rodgers

roethlisberger

Throughout 2010, football continued to break TV ratings records, showing that even in a fragmented media environment, it is still possible to generate large television numbers for programming that attracts viewers in all demographics. Nielsen cannot predict whether this year’s Super Bowl will have the largest TV audience in history, but it is all but certain to be the most-watched program of 2011.

For more historical information on Super Bowl viewing, please see the following historical table:

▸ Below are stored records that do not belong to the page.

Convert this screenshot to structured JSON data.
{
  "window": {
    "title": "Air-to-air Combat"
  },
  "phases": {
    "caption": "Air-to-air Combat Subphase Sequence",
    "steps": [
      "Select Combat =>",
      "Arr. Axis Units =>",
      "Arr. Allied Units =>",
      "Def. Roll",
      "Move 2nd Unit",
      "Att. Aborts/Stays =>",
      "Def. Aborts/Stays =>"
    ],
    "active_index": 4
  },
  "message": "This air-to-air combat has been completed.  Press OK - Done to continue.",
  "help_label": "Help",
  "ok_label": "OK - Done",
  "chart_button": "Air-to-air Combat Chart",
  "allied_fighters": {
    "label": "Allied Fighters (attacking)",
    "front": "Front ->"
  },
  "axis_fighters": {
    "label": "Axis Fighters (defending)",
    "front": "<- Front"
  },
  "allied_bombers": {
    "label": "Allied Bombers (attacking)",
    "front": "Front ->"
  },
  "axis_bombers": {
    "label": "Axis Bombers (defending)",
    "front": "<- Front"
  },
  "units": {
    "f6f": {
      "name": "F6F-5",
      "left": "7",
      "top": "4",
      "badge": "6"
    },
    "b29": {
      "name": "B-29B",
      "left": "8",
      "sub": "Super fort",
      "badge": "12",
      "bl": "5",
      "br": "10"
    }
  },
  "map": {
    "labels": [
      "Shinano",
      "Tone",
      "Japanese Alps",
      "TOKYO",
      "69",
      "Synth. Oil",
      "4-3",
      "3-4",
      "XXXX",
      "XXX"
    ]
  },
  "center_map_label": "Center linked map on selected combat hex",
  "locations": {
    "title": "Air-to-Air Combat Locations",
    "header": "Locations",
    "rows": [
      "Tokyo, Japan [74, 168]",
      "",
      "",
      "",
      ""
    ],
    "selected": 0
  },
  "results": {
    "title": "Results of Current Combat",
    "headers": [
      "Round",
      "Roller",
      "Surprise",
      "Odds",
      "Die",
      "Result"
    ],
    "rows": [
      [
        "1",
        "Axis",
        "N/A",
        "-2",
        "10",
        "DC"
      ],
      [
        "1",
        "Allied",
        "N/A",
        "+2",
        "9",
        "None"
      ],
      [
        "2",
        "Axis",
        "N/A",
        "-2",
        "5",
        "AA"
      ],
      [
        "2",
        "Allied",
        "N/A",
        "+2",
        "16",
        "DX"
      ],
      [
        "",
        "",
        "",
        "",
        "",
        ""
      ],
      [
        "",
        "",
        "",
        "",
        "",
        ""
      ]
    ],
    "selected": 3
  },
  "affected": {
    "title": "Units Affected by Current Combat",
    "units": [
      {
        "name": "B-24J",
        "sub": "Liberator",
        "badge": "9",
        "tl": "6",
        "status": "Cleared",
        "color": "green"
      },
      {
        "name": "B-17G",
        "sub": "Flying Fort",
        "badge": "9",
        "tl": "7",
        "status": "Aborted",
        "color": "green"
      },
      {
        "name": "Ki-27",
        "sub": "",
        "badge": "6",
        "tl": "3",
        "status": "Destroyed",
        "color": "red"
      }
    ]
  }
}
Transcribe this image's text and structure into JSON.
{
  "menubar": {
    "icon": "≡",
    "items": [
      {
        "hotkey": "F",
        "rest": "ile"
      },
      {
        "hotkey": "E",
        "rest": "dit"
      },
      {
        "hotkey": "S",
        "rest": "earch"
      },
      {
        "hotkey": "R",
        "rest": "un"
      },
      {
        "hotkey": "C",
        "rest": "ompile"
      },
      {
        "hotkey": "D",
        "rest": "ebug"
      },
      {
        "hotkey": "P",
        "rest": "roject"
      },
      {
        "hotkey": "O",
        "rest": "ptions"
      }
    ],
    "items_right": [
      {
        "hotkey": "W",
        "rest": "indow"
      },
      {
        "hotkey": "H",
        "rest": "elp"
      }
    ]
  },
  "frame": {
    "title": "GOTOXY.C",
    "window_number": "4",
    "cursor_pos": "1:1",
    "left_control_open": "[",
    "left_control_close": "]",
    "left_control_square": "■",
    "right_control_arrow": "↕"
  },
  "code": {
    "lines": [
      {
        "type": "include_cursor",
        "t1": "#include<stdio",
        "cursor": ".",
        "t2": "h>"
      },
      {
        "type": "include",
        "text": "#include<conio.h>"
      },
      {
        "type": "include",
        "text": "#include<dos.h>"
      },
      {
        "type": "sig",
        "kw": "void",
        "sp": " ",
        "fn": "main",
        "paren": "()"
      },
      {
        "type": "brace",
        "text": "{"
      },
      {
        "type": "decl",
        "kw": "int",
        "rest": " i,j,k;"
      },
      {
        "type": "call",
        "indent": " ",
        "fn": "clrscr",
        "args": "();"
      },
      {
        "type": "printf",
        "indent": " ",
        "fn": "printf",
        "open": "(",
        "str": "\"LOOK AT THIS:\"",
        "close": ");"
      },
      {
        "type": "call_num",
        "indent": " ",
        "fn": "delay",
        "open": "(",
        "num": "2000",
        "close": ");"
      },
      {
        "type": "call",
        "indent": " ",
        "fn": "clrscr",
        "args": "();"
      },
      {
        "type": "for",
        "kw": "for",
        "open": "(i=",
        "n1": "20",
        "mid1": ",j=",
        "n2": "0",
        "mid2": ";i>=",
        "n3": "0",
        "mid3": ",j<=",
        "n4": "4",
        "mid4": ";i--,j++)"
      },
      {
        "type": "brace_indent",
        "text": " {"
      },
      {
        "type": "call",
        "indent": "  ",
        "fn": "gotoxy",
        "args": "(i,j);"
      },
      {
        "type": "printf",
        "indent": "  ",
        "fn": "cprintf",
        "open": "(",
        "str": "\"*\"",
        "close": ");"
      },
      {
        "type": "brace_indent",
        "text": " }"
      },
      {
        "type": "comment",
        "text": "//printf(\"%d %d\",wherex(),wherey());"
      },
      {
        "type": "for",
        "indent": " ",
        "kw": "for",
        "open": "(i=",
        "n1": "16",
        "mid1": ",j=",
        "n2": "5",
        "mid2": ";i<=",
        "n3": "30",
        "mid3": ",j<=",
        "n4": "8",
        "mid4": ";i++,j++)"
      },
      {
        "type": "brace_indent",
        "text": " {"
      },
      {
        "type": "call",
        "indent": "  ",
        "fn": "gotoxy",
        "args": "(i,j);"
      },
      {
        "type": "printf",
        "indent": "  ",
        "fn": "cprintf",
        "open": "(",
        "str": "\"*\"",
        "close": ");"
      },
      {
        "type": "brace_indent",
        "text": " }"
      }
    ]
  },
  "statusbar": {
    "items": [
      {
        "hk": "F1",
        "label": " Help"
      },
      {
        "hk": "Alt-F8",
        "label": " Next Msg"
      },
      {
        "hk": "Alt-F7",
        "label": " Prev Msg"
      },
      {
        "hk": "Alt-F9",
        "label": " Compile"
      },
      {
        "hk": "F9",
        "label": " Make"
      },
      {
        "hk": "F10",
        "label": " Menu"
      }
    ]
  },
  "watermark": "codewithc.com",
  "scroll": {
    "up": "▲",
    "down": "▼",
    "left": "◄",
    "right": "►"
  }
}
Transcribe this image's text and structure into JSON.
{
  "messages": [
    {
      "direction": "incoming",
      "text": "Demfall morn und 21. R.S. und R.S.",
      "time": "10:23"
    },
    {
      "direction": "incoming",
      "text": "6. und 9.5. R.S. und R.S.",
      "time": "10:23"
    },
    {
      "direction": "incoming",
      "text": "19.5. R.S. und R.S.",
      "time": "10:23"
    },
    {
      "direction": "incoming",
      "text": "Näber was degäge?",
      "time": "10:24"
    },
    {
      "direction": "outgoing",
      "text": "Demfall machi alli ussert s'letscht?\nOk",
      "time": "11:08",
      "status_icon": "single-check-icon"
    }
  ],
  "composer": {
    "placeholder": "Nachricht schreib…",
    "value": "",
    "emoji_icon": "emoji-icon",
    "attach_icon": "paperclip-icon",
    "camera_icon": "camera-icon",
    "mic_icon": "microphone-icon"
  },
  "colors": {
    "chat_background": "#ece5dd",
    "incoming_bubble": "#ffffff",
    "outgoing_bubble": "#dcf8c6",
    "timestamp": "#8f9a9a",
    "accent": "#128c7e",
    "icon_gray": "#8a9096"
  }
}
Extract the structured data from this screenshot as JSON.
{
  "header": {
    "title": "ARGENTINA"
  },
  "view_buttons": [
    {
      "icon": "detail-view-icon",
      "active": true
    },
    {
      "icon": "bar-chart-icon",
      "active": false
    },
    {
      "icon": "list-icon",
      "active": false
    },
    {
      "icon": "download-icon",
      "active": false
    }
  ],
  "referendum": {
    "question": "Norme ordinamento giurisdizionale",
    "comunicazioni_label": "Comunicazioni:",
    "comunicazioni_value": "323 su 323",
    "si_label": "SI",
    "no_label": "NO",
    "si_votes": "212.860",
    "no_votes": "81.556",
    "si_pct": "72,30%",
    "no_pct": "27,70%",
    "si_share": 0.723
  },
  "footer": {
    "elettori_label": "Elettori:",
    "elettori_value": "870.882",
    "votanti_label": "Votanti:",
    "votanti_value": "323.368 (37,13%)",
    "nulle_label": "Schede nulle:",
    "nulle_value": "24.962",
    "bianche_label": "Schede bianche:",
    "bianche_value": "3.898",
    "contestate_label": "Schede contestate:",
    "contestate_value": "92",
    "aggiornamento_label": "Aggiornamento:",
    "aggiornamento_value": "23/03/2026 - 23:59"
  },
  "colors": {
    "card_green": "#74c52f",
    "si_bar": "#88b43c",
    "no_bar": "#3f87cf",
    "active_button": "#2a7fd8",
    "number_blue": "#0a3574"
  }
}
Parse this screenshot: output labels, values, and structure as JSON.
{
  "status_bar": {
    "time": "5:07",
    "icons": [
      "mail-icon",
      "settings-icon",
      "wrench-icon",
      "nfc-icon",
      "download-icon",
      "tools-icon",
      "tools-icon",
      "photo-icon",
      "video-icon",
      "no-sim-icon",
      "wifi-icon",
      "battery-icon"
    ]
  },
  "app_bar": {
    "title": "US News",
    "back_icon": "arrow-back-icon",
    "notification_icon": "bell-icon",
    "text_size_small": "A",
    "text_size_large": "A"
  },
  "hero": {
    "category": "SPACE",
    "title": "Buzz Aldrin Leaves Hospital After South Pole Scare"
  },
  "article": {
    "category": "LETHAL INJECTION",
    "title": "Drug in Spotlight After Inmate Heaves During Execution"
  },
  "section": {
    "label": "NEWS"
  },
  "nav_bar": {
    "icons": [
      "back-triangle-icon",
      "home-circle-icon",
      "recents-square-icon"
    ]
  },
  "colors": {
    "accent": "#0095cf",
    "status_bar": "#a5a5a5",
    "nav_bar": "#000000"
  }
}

Super Bowl Viewing, 1966-2009
Super Bowl Season Date Network Rating Avg. Number of Homes (000) Avg. Number of Persons 2+ (000)
XLIV 2009 Feb 7, 2010* CBS 45 51,728 106,476
XLIII 2008 Feb 1, 2009* NBC 42 48,139 98,732
XLII 2007 Feb 3, 2008* FOX 43.1 48,665 97,448
XLI 2006 Feb 4 2007 * CBS 42.6 47,505 93,184
XL 2005 Feb 5 2006 * ABC 41.6 45,867 90,745
XXXIX 2004 Feb 6 2005 FOX 41.1 45,081 86,072
XXXVIII 2003 Feb 1 2004 CBS 41.4 44,908 89,795
XXXVII 2002 Jan 26 2003 ABC 40.7 43,433 88,637
XXXVI 2001 Feb 3 2002 FOX 40.4 42,664 86,801
XXXV 2000 Jan 28 2001 CBS 40.4 41,270 84,335
XXXIV 1999 Jan 30 2000 ABC 43.3 43,618 88,465
XXXIII 1998 Jan 31 1999 FOX 40.2 39,992 83,720
XXXII 1997 Jan 25 1998 NBC 44.5 43,630 90,000
XXXI 1996 Jan 26 1997 FOX 43.3 42,000 87,870
XXX 1995 Jan 28 1996 NBC 46 44,145 94,080
XXIX 1994 Jan 29 1995 ABC 41.3 39,400 83,420
XXVIII 1993 Jan 30 1994 NBC 45.5 42,860 90,000
XXVII 1992 Jan 31 1993 NBC 45.1 41,990 90,990
XXVI 1991 Jan 26 1992 CBS 40.3 37,120 79,590
XXV 1990 Jan 27 1991 ABC 41.9 39,010 79,510
XXIV 1989 Jan 28 1990 CBS 39 35,920 73,852
XXIII 1988 Jan 22 1989 NBC 43.5 39,320 81,590
XXII 1987 Jan 31 1988 ABC 41.9 37,120 80,140
XXI 1986 Jan 25 1987 CBS 45.8 40,030 87,190
XX 1985 Jan 26 1986 NBC 48.3 41,490 92,570
XIX 1984 Jan 20 1985 ABC 46.4 39,390 85,530
XVIII 1983 Jan 22 1984 CBS 46.4 38,880 77,620
XVII 1982 Jan 30 1983 NBC 48.6 40,480 81,770
XVI 1981 Jan 24 1982 CBS 49.1 40,020 85,240
XV 1980 Jan 25 1981 NBC 44.4 34,540 68,290
XIV 1979 Jan 20 1980 CBS 46.3 35,330 76,240
XIII 1978 Jan 21 1979 NBC 47.1 35,090 74,740
XII 1977 Jan 15 1978 CBS 47.2 34,410 78,940
XI 1976 Jan 09 1977 NBC 44.4 31,610 62,050
X 1975 Jan 18 1976 CBS 42.3 29,440 57,710
IX 1974 Jan 12 1975 NBC 42.4 29,040 56,050
VIII 1973 Jan 13 1974 CBS 41.6 27,540 51,700
VII 1972 Jan 14 1973 NBC 42.7 27,670 53,320
VI 1971 Jan 16 1972 CBS 44.2 27,450 56,640
V 1970 Jan 17 1971 NBC 39.9 23,980 46,040
IV 1969 Jan 11 1970 CBS 39.4 23,050 44,270
III 1968 Jan 12 1969 NBC 36 20,520 41,660
II 1967 Jan 14 1968 CBS 36.8 20,610 39,120
I 1966 Jan 15 1967 CBS 22.6 12,410 26,750
Source: The Nielsen Company.